Domic, A. I, G. R. Camilo & J. M. Capriles. 2013. Small-scale farming and grazing reduce regeneration of Polylepis tomentella (Rosaceae) in the semiarid Andes of Bolivia. Biotropica. DOI: 10.1111/btp.12075
Asa, C. S., Bauman, K. L., Devery, S., Zordan, M., Camilo, G. R., Boutelle, S., & Moresco, A. 2013. Factors associated with uterine endometrial hyperplasia and pyometra in wild canids: implications for fertility. Zoo Biology. DOI: 10.1002/zoo.21069
Brokaw et al. 2012. Response to disturbance. Pp. 201-268 in Brokaw et al., eds. A Caribbean forest tapestry: the multidimensional nature of disturbance and response.
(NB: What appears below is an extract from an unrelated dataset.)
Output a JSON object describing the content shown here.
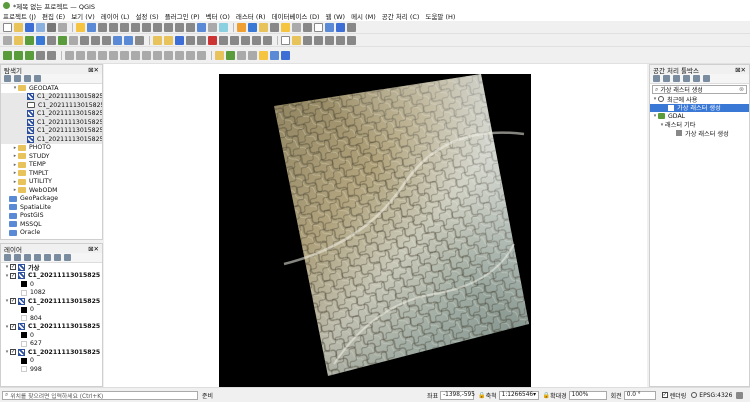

Oxford University Press.
McDowell et al. 2012. Geographical and ecological setting. Pp. 42-72 268 in Brokaw et al., eds. A Caribbean forest tapestry: the multidimensional nature of disturbance and response. Oxford University Press.
Ghebretinsae, A. G., S. A. Graham, G. R. Camilo and J. C. Barber. 2008. Natural infraspecific variation in fatty acid composition of Cuphea (Lythraceae) seed oils. Industrial Crops and Products 27:279-287.
Dumonceaux, G. A., J. E. Bauman, and G. R. Camilo. 2006. Evaluation of progesterone levels un feces of captive reticulated giraffe (Giraffa camelopardalis reticulata). Journal of Zoo and Wildlife Medicine 37:255-261.
Camilo, G. R. 2005. Managemen, heterogeneity, and landscape diversity of the Missouri Ozarks. Pp. 161-168 in A. C. Newstad, E. D. Lowenstein & G. Iffrig (eds) Fifty Years of Sustainable Forestry in the Ozarks: A symposium honoring Pioneer Forest. USDA Forest Service, Northcentral Experiment Forest Station General Technical Communication GN-136.
Salick, J. et al. 2003, Intellectual imperatives in ethnobotany. Missouri Botanical Garden Press, St. Louis, MO.
Professional Organizations and Associations
Conservation Fellows, St. Louis Zoo